We were in Portugal early this month and spent little over a week exploring the Algarve coast and up north through the cities of Lisbon and Porto. Here are some highlights:

IMG_6996

Lagos in the Algarve coast was a standout for us. Stunning cliff faces and some of the best beaches we’ve seen in Europe propelled Lagos straight into our good books. Lagos also served up some of the best food we’ve eaten in Portugal (finger licking good peri peri chicken and delicious monkfish stew) so you can’t hardly blame us for the good time we had there.

IMG_7067
IMG_7137

We felt a little letdown by Lisbon having heard so much good things about it. It definitely had its charms and character but we probably had disproportionate expectations rocking up from the Algarve on a high. Lisbon did blow me away with its famous Portugese egg tarts, specifically the ones from Belem. This shop, Pasteis de Belem has been making these delicacies for decades and its reputation is unrivalled. Rightly so because they taste downright AMAZING.

IMG_7359
IMG_7378

Sintra, an hour’s train ride away from Lisbon is a magical place that must go into every tourist’s agenda in Portugal. It is jam packed with palaces, castles and sprawling royal estates that give this entire town an air of fairytale charm. One of our favourite sights was the Pena Palace. It is unlike any other castle we’ve seen. I’m at a loss of words to describe this palace, only that it evokes a childlike wonder within me. Not like the fairytale princess castles that I once imagined and envied, but akin to a happy place with happy colours and all sorts of fun and dreamy things like unicorns and rainbows. I guess that’s the best description I can come up with for now.

IMG_7441
IMG_7561
IMG_7596
IMG_7627

Oh, Porto! I could sigh about you all day long. Picture perfect waterfront buildings, freshly grilled fish coated with sea salt, beautiful blue skies that have us reluctant to leave and so much more. Porto stole our hearts.  It was the best part of our time in Portugal. I would return to Porto in a heartbeat (ok, maybe not so soon) but I sure wouldn’t pass up the chance to visit again in the future.

The Blue City of Chefchaouen

IMG_6835
IMG_6880
IMG_6848-horz
IMG_6841
IMG_6792
IMG_6789
IMG_6788
IMG_6787-horz
IMG_6824

When I first heard of a Moroccan town with buildings awashed in hues of blue I knew I had to see it with my own eyes.

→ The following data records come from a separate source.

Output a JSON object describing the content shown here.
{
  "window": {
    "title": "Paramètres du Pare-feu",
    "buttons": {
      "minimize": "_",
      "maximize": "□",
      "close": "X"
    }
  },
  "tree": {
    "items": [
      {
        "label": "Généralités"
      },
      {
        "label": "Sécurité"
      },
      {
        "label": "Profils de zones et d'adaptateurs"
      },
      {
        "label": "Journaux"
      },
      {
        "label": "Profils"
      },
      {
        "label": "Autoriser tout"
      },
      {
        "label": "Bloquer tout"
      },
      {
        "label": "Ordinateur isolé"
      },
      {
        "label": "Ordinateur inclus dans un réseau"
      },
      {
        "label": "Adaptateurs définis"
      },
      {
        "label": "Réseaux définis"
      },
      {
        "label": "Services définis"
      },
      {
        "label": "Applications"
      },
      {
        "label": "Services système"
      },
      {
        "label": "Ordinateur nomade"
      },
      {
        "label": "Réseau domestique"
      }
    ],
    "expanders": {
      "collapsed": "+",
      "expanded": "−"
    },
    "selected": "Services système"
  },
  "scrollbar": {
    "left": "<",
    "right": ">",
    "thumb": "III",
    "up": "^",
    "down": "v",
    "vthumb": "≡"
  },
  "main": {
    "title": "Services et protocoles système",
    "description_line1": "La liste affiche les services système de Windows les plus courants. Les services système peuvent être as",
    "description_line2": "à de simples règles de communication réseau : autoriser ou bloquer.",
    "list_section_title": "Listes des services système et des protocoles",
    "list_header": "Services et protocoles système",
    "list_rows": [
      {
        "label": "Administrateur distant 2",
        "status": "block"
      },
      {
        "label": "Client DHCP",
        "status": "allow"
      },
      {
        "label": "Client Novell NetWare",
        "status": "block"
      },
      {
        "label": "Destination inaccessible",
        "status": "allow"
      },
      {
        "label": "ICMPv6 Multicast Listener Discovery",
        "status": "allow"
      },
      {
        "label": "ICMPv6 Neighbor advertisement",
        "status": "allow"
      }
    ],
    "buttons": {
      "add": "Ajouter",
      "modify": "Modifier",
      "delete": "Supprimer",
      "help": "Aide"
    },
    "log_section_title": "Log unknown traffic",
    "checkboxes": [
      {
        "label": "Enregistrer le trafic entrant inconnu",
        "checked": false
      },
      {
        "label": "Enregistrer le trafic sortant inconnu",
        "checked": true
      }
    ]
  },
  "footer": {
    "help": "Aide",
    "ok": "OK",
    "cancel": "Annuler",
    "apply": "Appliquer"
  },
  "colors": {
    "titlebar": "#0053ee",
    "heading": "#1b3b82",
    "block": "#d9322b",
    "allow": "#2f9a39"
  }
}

This town is no stranger in the Moroccan tourist circuit and it’s no wonder why. Wandering the maze of alleys and corners in Chefchaouen is like unwrapping presents on Christmas day. Every turn reveals a delightful surprise of a quirky blue door or blue steps leading to more hidden buildings. Getting lost within this blue maze is part of the fun of exploring Chefchaouen and it amazes me that people actually live and go about their daily lives here amidst tourists sneaking glimpses into their half open doors and windows. And yes, the insides are blue too ;)